What has led to this change?

Amazon says that the process of establishing branches began more than two years ago, which would long pre-date the diverted profits tax. More likely it is part of a broader reaction to public opinion and the BEPS project, in particular the work on the avoidance of permanent establishment status, and the focus on the transfer pricing of Amazon’s arrangements with its local ‘fulfilment centres’ (these are the huge warehouse operations which enable speedy delivery – and which, whilst operated through locally resident companies, have recorded only very modest profits).

Minds will no doubt have been focused by the $250m assessment on Amazon by the French tax authorities (Amazon says that it is also working on opening a branch for France), and the European Commission’s state aid investigation into Luxembourg tax rulings. Perhaps Amazon’s grilling by Margaret Hodge had some effect. Recent VAT changes may also have been a factor. Since 1 January 2015, business to consumer supplies of telecoms, broadcasting and electronic services have been treated as made in the place where the consumer belongs, with the effect that sales of MP3s and e-books to UK customers from Luxembourg no longer benefit from Luxembourg’s old VAT rates of 15% and 3%, respectively.

How much of a difference will the change make?

Amazon has emphasised that e-commerce is a low-margin business, and the global business continues to make losses. The size of Amazon’s UK tax bill is likely to depend upon the amounts of the royalty payments which it is assumed will be attributed to the UK branch of Amazon EU S.a.r.L. Bear in mind that Amazon’s Luxembourg advance pricing agreement, approving large royalty payments from that company to Amazon Europe Holding Technologies SCS, is the focus of the ongoing state aid investigation. A consequence of Amazon’s new branch structure seems to be a shift in the competence for overseeing the transfer pricing of these royalty arrangements from the Luxembourg tax authorities to those in the UK, Germany, Spain and Italy.
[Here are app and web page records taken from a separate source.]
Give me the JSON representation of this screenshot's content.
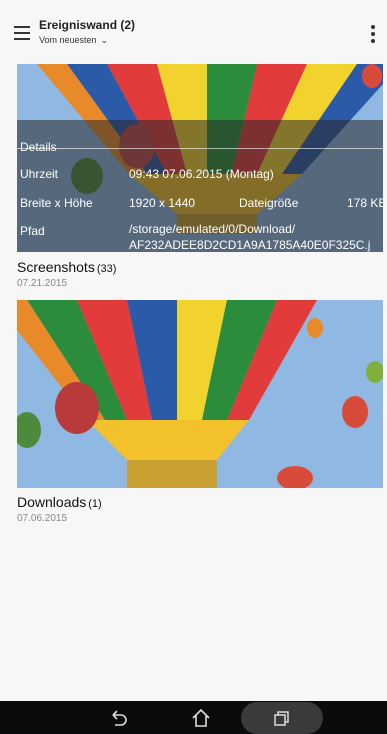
{
  "header": {
    "title": "Ereigniswand (2)",
    "sort_label": "Vom neuesten",
    "chevron": "⌄"
  },
  "albums": [
    {
      "name": "Screenshots",
      "count": "(33)",
      "date": "07.21.2015",
      "details": {
        "heading": "Details",
        "time_label": "Uhrzeit",
        "time_value": "09:43 07.06.2015 (Montag)",
        "size_label": "Breite x Höhe",
        "size_value": "1920 x 1440",
        "filesize_label": "Dateigröße",
        "filesize_value": "178 KB",
        "path_label": "Pfad",
        "path_line1": "/storage/emulated/0/Download/",
        "path_line2": "AF232ADEE8D2CD1A9A1785A40E0F325C.j"
      }
    },
    {
      "name": "Downloads",
      "count": "(1)",
      "date": "07.06.2015"
    }
  ],
  "navbar": {
    "back_icon": "back-icon",
    "home_icon": "home-icon",
    "recents_icon": "recent-apps-icon"
  },
  "colors": {
    "background": "#f7f7f7",
    "sky": "#8fb9e3",
    "navbar": "#0b0b0b"
  }
}
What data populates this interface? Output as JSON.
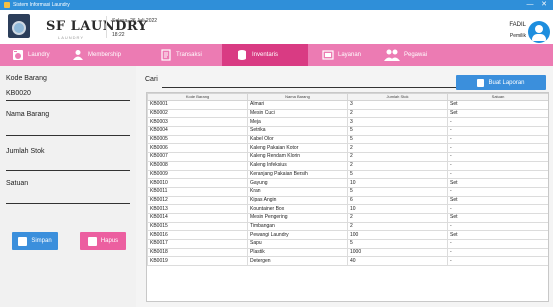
{
  "window": {
    "title": "Sistem Informasi Laundry",
    "minimize": "—",
    "close": "✕"
  },
  "header": {
    "app_name": "SF LAUNDRY",
    "app_sub": "LAUNDRY",
    "date": "Selasa, 26 Juli 2022",
    "time": "18:22",
    "user_name": "FADIL",
    "user_role": "Pemilik"
  },
  "nav": [
    {
      "label": "Laundry",
      "icon": "laundry-icon"
    },
    {
      "label": "Membership",
      "icon": "person-icon"
    },
    {
      "label": "Transaksi",
      "icon": "transaction-icon"
    },
    {
      "label": "Inventaris",
      "icon": "inventory-icon",
      "active": true
    },
    {
      "label": "Layanan",
      "icon": "service-icon"
    },
    {
      "label": "Pegawai",
      "icon": "staff-icon"
    }
  ],
  "form": {
    "kode_label": "Kode Barang",
    "kode_value": "KB0020",
    "nama_label": "Nama Barang",
    "nama_value": "",
    "stok_label": "Jumlah Stok",
    "stok_value": "",
    "satuan_label": "Satuan",
    "satuan_value": "",
    "save_label": "Simpan",
    "delete_label": "Hapus"
  },
  "search": {
    "label": "Cari",
    "value": ""
  },
  "report_button": "Buat Laporan",
  "table": {
    "headers": [
      "Kode Barang",
      "Nama Barang",
      "Jumlah Stok",
      "Satuan"
    ],
    "rows": [
      [
        "KB0001",
        "Almari",
        "3",
        "Set"
      ],
      [
        "KB0002",
        "Mesin Cuci",
        "2",
        "Set"
      ],
      [
        "KB0003",
        "Meja",
        "3",
        "-"
      ],
      [
        "KB0004",
        "Setrika",
        "5",
        "-"
      ],
      [
        "KB0005",
        "Kabel Olor",
        "5",
        "-"
      ],
      [
        "KB0006",
        "Kaleng Pakaian Kotor",
        "2",
        "-"
      ],
      [
        "KB0007",
        "Kaleng Rendam Klorin",
        "2",
        "-"
      ],
      [
        "KB0008",
        "Kaleng Infeksius",
        "2",
        "-"
      ],
      [
        "KB0009",
        "Keranjang Pakaian Bersih",
        "5",
        "-"
      ],
      [
        "KB0010",
        "Gayung",
        "10",
        "Set"
      ],
      [
        "KB0011",
        "Kran",
        "5",
        "-"
      ],
      [
        "KB0012",
        "Kipas Angin",
        "6",
        "Set"
      ],
      [
        "KB0013",
        "Kountainer Box",
        "10",
        "-"
      ],
      [
        "KB0014",
        "Mesin Pengering",
        "2",
        "Set"
      ],
      [
        "KB0015",
        "Timbangan",
        "2",
        "-"
      ],
      [
        "KB0016",
        "Pewangi Laundry",
        "100",
        "Set"
      ],
      [
        "KB0017",
        "Sapu",
        "5",
        "-"
      ],
      [
        "KB0018",
        "Plastik",
        "1000",
        "-"
      ],
      [
        "KB0019",
        "Detergen",
        "40",
        "-"
      ]
    ]
  },
  "colors": {
    "nav_bg": "#ec7bb3",
    "nav_active": "#d93b83",
    "primary_button": "#3b8fdc",
    "danger_button": "#ec5fa0"
  }
}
Will the new arrangements apply to transactions described as ‘fulfilled by Amazon’, whereby goods are stored in and dispatched from Amazon’s UK ‘fulfillment centres’, but are, in fact, owned by other companies? (An item recently purchased by one of the authors and delivered the next day was, it transpired, actually sold by a company based in Greece.) It is also not clear whether a similar branch structure will operate for digital sales, which are effected through a separate Luxembourg entity, Amazon Media EU S.a.r.L.
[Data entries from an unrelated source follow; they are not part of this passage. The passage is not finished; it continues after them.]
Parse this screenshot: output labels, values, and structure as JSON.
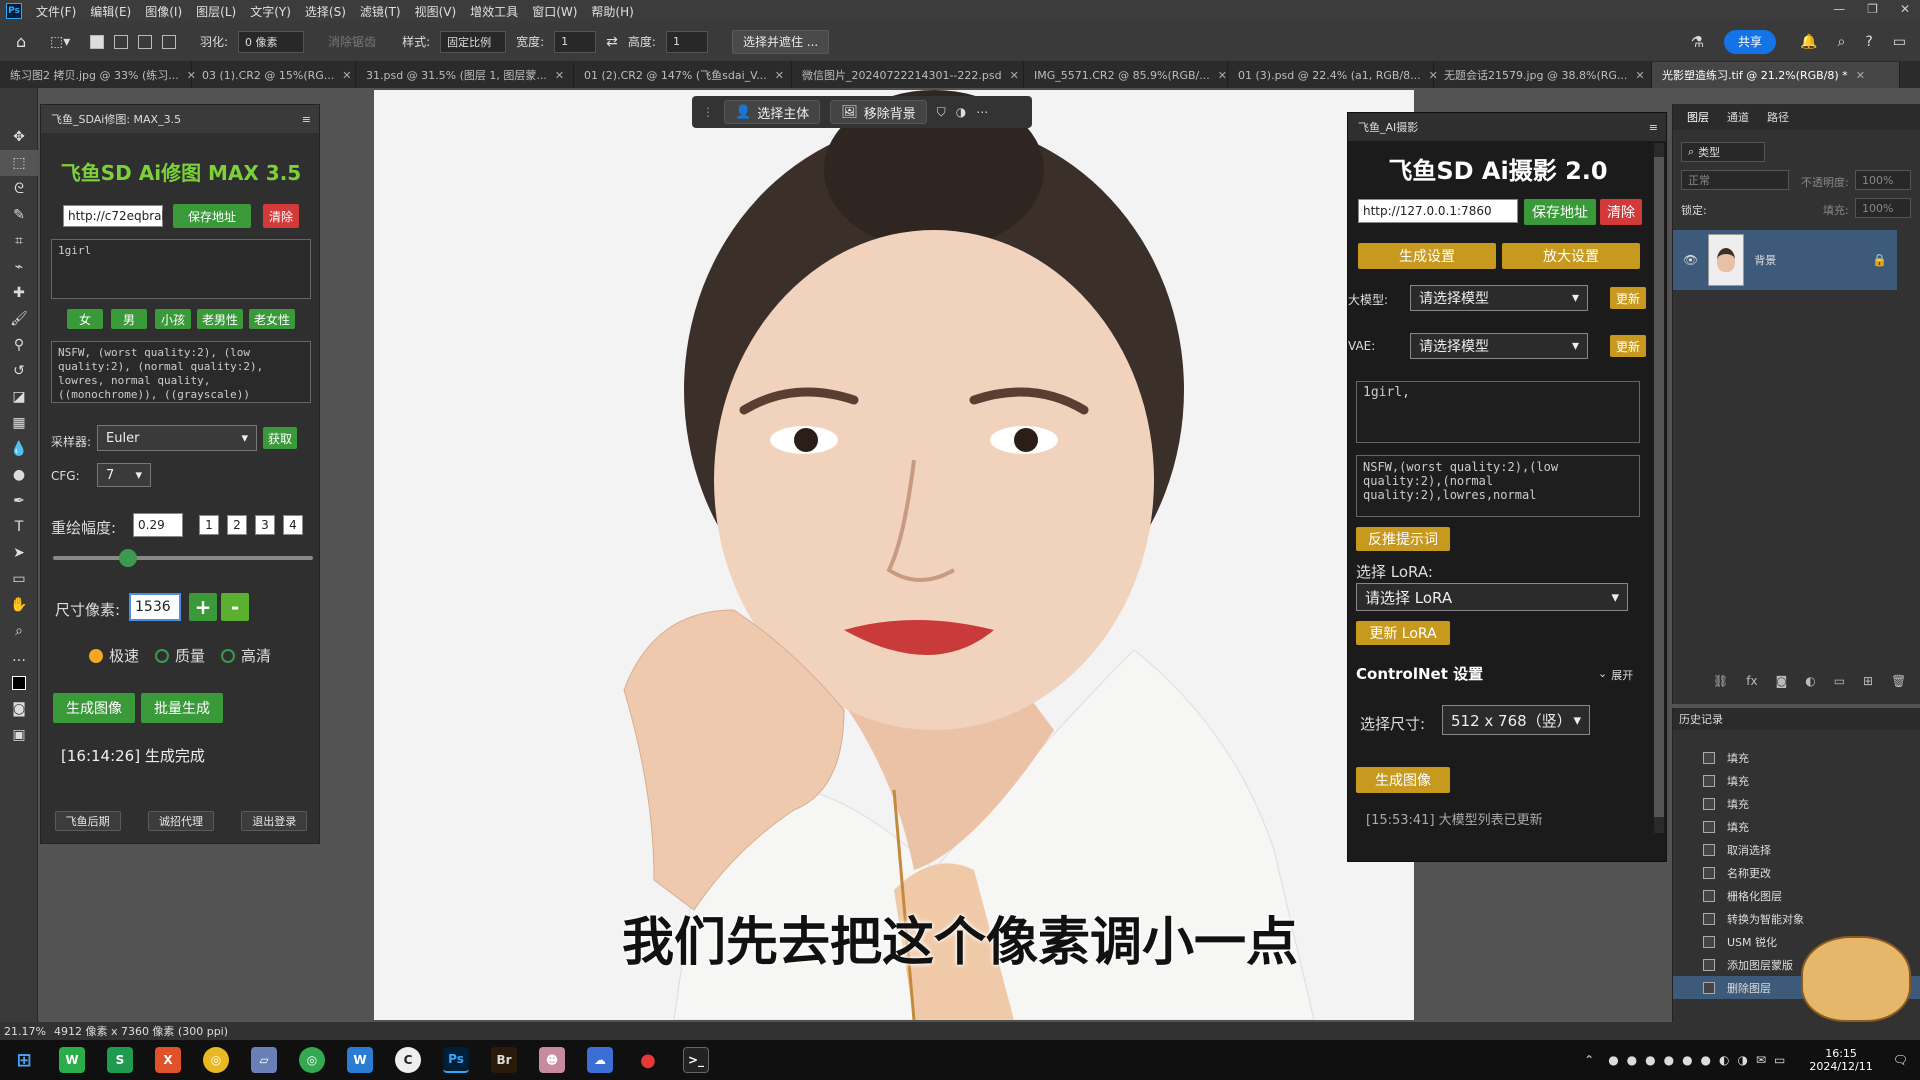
{
  "menubar": {
    "ps_logo": "Ps",
    "items": [
      "文件(F)",
      "编辑(E)",
      "图像(I)",
      "图层(L)",
      "文字(Y)",
      "选择(S)",
      "滤镜(T)",
      "视图(V)",
      "增效工具",
      "窗口(W)",
      "帮助(H)"
    ]
  },
  "optionsbar": {
    "feather_label": "羽化:",
    "feather_value": "0 像素",
    "antialias_label": "消除锯齿",
    "style_label": "样式:",
    "style_value": "固定比例",
    "width_label": "宽度:",
    "width_value": "1",
    "height_label": "高度:",
    "height_value": "1",
    "select_mask_label": "选择并遮住 ...",
    "share_label": "共享"
  },
  "tabs": [
    "练习图2 拷贝.jpg @ 33% (练习...",
    "03 (1).CR2 @ 15%(RG...",
    "31.psd @ 31.5% (图层 1, 图层蒙...",
    "01 (2).CR2 @ 147% (飞鱼sdai_V...",
    "微信图片_20240722214301--222.psd",
    "IMG_5571.CR2 @ 85.9%(RGB/...",
    "01 (3).psd @ 22.4% (a1, RGB/8...",
    "无题会话21579.jpg @ 38.8%(RG...",
    "光影塑造练习.tif @ 21.2%(RGB/8) *"
  ],
  "floatbar": {
    "select_subject": "选择主体",
    "remove_bg": "移除背景"
  },
  "leftpanel": {
    "tab_title": "飞鱼_SDAi修图: MAX_3.5",
    "heading": "飞鱼SD Ai修图 MAX 3.5",
    "url_value": "http://c72eqbral",
    "save_addr": "保存地址",
    "clear": "清除",
    "prompt": "1girl",
    "tags": [
      "女",
      "男",
      "小孩",
      "老男性",
      "老女性"
    ],
    "neg_prompt": "NSFW, (worst quality:2), (low quality:2), (normal quality:2), lowres, normal quality, ((monochrome)), ((grayscale))",
    "sampler_label": "采样器:",
    "sampler_value": "Euler",
    "fetch": "获取",
    "cfg_label": "CFG:",
    "cfg_value": "7",
    "redraw_label": "重绘幅度:",
    "redraw_value": "0.29",
    "presets": [
      "1",
      "2",
      "3",
      "4"
    ],
    "slider_level": 0.29,
    "size_label": "尺寸像素:",
    "size_value": "1536",
    "plus": "+",
    "minus": "-",
    "modes": [
      "极速",
      "质量",
      "高清"
    ],
    "gen_btn": "生成图像",
    "batch_btn": "批量生成",
    "status": "[16:14:26] 生成完成",
    "footer": [
      "飞鱼后期",
      "诚招代理",
      "退出登录"
    ]
  },
  "rightpanel": {
    "tab_title": "飞鱼_AI摄影",
    "heading": "飞鱼SD Ai摄影 2.0",
    "url_value": "http://127.0.0.1:7860",
    "save_addr": "保存地址",
    "clear": "清除",
    "gen_settings": "生成设置",
    "upscale_settings": "放大设置",
    "model_label": "大模型:",
    "model_value": "请选择模型",
    "update": "更新",
    "vae_label": "VAE:",
    "vae_value": "请选择模型",
    "prompt": "1girl,",
    "neg_prompt": "NSFW,(worst quality:2),(low quality:2),(normal quality:2),lowres,normal",
    "reverse_prompt": "反推提示词",
    "lora_label": "选择 LoRA:",
    "lora_value": "请选择 LoRA",
    "update_lora": "更新 LoRA",
    "controlnet_label": "ControlNet 设置",
    "expand": "展开",
    "size_label": "选择尺寸:",
    "size_value": "512 x 768（竖）",
    "gen_btn": "生成图像",
    "status": "[15:53:41] 大模型列表已更新"
  },
  "layers": {
    "tabs": [
      "图层",
      "通道",
      "路径"
    ],
    "search_placeholder": "类型",
    "blend_mode": "正常",
    "opacity_label": "不透明度:",
    "opacity_value": "100%",
    "lock_label": "锁定:",
    "fill_label": "填充:",
    "fill_value": "100%",
    "layer_name": "背景"
  },
  "history": {
    "title": "历史记录",
    "items": [
      "填充",
      "填充",
      "填充",
      "填充",
      "取消选择",
      "名称更改",
      "栅格化图层",
      "转换为智能对象",
      "USM 锐化",
      "添加图层蒙版",
      "删除图层"
    ]
  },
  "subtitle": "我们先去把这个像素调小一点",
  "statusbar": {
    "zoom": "21.17%",
    "info": "4912 像素 x 7360 像素 (300 ppi)"
  },
  "taskbar": {
    "time": "16:15",
    "date": "2024/12/11",
    "apps": [
      "WeChat",
      "S",
      "X",
      "Chrome",
      "Files",
      "Chrome2",
      "Word",
      "C",
      "Ps",
      "Br",
      "Avatar",
      "Cloud",
      "Rec",
      "Term"
    ]
  }
}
The truth, of course, is that it is unlikely we will ever know how much UK tax is paid under the new arrangements, as the choice of a branch structure, rather than using local subsidiaries, means that separate entity accounts will not be published. One wonders whether this might, over time, add to the existing pressure for the publication of country by country reporting information.